The ninety-minute interview left me with several learning takeaways. Each came in the natural flow of our conversation. They have the potential to help me see the God I love more clearly.
Our conversation drifted into shared view about how one culture’s ability to be candid was a high form of integrity. While I realize the limits to our generalization, a literal translation of conversations reveals little political correctness. There is a prime role for individuals and personal views. They must be given time and an audience. Absent is the use of pleasant sounding metaphors to described body functions; the words are accurate and direct. As we reflected on the strengths of this approach, we both agreed that it would never work in Asia.
“How does one express the truth in this region?”
I did not have a perfect answer, then or now. I find the question of intent is one everyone should struggle with. I find myself wondering what happens when someone does not share what one knows? What if decisions are made based on assumptions no longer resting on fact? What about others who depend on the dialogue?

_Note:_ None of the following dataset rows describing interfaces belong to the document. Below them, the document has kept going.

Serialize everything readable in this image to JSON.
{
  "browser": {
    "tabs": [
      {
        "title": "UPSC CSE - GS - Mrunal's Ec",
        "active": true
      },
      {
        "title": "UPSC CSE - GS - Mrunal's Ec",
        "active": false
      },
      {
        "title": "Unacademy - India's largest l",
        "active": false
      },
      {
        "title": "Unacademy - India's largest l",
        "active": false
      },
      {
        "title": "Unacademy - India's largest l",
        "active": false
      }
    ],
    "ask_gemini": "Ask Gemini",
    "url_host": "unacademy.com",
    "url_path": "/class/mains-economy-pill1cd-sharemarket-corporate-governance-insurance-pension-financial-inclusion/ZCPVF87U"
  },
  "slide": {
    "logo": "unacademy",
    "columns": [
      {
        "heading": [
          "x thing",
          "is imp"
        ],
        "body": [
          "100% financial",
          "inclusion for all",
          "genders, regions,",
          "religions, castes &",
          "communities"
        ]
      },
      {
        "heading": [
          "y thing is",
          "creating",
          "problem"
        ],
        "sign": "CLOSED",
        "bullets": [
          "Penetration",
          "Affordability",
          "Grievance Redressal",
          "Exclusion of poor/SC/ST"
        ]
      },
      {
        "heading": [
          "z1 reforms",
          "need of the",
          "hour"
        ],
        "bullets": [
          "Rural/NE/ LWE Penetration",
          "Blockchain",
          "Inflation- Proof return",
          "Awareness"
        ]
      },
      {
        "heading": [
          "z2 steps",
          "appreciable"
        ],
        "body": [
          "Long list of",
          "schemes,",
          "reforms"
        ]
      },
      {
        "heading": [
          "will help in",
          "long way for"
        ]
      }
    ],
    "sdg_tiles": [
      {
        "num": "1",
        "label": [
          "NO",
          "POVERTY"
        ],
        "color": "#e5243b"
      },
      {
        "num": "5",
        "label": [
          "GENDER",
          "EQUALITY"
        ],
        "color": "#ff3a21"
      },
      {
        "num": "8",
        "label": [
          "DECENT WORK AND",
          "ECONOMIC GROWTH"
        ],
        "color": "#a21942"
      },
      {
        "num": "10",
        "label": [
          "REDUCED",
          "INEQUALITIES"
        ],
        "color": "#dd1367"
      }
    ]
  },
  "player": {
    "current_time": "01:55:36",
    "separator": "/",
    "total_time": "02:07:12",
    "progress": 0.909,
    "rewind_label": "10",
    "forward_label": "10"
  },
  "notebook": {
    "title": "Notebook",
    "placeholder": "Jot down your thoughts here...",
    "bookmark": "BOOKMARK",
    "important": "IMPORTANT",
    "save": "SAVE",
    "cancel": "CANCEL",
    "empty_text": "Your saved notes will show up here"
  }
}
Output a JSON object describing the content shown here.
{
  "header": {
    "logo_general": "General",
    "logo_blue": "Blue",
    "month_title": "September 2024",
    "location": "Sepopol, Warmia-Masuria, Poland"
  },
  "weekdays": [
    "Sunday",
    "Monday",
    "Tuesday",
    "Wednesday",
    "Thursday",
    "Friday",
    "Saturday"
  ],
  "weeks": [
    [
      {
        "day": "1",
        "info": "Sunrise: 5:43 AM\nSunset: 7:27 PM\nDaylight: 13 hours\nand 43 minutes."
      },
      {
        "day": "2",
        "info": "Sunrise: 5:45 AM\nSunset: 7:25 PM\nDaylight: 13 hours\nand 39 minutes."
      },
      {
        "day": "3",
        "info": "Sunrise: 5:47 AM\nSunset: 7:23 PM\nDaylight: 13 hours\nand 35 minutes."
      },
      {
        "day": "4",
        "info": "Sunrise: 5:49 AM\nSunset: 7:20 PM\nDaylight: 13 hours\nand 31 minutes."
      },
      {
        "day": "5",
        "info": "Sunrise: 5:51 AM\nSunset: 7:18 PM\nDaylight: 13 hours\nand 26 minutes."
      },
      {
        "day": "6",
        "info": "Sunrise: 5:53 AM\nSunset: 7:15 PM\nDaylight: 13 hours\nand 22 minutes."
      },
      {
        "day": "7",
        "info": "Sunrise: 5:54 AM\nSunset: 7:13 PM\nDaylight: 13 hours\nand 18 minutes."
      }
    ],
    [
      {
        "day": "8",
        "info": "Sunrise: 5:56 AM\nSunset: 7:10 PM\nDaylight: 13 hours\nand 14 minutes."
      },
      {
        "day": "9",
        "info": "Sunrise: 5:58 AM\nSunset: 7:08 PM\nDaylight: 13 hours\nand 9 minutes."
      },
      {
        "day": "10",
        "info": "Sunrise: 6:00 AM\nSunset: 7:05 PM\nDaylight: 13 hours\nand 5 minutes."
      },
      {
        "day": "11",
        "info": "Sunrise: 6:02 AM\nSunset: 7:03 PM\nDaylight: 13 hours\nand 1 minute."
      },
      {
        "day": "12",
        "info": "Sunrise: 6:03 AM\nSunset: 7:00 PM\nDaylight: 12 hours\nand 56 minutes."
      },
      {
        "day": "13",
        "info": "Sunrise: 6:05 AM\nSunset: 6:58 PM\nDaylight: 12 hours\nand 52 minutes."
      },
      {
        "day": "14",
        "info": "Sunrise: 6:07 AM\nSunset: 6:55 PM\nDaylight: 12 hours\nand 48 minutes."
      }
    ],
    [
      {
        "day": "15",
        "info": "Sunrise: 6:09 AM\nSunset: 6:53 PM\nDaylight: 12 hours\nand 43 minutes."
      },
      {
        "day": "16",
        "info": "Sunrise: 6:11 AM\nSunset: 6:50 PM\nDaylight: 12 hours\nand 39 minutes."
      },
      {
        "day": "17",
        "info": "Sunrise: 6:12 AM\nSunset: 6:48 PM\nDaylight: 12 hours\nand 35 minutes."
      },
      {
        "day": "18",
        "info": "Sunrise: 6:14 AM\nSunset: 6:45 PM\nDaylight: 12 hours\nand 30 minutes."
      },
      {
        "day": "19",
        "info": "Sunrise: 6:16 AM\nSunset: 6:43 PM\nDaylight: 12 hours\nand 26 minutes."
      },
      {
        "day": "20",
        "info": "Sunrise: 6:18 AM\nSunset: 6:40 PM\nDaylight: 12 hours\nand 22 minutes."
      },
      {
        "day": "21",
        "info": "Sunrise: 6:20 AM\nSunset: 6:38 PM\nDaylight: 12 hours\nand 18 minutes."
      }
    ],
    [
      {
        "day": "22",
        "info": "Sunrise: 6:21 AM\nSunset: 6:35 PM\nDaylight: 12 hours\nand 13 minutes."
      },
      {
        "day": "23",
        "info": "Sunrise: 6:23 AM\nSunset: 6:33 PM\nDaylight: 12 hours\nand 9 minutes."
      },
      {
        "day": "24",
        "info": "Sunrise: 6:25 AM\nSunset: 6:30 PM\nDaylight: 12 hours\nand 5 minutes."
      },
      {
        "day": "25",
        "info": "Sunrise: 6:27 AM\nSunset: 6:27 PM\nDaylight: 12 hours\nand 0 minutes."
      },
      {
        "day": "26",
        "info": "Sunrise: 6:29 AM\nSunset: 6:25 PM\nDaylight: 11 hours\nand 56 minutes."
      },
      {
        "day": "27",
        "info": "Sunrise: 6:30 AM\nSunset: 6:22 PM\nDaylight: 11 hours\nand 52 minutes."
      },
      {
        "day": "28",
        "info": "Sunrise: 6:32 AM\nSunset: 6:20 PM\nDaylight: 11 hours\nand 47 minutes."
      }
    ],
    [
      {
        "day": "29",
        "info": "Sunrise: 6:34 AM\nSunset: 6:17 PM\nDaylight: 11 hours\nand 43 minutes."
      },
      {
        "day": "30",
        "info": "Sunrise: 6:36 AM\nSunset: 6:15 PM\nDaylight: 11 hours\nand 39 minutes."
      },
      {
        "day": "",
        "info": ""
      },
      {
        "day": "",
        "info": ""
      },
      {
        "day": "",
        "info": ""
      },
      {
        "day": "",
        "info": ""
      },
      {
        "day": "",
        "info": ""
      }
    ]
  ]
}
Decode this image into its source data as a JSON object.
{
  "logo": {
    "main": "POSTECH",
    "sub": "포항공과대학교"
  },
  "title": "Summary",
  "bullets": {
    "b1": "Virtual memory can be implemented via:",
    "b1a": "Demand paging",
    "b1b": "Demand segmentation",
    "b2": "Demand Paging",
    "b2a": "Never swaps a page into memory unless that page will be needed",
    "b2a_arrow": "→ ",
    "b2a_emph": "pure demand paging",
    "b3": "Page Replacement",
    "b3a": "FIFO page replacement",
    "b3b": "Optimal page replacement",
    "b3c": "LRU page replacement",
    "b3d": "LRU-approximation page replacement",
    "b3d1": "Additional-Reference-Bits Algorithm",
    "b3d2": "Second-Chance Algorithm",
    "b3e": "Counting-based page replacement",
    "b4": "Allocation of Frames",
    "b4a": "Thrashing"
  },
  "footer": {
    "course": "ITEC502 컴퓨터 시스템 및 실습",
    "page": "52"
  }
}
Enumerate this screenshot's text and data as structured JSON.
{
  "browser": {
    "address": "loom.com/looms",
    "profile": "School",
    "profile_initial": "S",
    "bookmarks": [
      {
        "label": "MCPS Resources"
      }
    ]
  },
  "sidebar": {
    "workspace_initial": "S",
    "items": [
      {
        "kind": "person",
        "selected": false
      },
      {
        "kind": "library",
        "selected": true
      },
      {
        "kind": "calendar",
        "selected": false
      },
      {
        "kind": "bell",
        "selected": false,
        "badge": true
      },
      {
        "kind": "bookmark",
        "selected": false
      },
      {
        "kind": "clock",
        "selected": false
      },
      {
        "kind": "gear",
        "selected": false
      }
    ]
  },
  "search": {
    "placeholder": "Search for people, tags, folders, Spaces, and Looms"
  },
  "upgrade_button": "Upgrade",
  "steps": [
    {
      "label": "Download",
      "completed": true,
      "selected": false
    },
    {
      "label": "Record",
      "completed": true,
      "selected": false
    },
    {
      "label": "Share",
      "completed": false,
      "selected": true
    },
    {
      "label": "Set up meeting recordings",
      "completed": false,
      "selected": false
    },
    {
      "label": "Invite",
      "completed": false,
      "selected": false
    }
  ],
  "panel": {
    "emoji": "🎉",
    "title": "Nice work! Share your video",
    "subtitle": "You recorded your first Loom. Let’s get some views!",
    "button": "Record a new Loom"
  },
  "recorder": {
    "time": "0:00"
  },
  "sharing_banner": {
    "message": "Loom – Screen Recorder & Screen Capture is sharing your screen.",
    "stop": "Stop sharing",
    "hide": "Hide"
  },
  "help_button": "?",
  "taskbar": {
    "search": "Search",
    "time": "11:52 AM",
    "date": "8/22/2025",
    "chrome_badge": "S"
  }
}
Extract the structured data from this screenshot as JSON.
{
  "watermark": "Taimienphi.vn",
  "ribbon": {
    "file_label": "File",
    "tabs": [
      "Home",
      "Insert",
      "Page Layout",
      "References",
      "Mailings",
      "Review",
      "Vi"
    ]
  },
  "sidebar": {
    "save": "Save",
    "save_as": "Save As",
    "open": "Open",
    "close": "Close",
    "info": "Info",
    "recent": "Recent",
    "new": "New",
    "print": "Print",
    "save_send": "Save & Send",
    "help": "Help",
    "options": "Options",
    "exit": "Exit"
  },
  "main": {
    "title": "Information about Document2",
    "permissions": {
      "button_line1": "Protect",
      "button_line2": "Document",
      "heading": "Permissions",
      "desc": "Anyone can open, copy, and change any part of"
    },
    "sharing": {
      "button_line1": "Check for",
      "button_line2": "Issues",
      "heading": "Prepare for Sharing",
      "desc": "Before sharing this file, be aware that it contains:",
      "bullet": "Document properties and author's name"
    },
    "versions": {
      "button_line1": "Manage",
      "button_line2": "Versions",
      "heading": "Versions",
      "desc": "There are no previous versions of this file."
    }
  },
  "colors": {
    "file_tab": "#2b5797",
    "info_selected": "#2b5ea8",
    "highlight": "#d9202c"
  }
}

Having faith – in an idea and or a person – is risky. If the belief has no foundation, the impact extends beyond those immediately involved. If the hope found in the Christian Cross is false, as bad as it is for me, “it’s even worse for those who died hoping in Christ and resurrection, because they’re already in their graves.” (1 Corinthians 15.18)
In our conversation I had three suggestions reflecting what I try to remember.
Have patience with truth. When it does not appear as you imagine, listen for the larger story. Truth lives, in time, it will triumph. It will be clear.
Expressing the truth is not the answer in and of itself. Expressing the truth to others willing to hear is critical. Be cautious of the conversation with others, it may do more harm than good.
Hear and do something with the truth you have. There is truth within each, do something with it.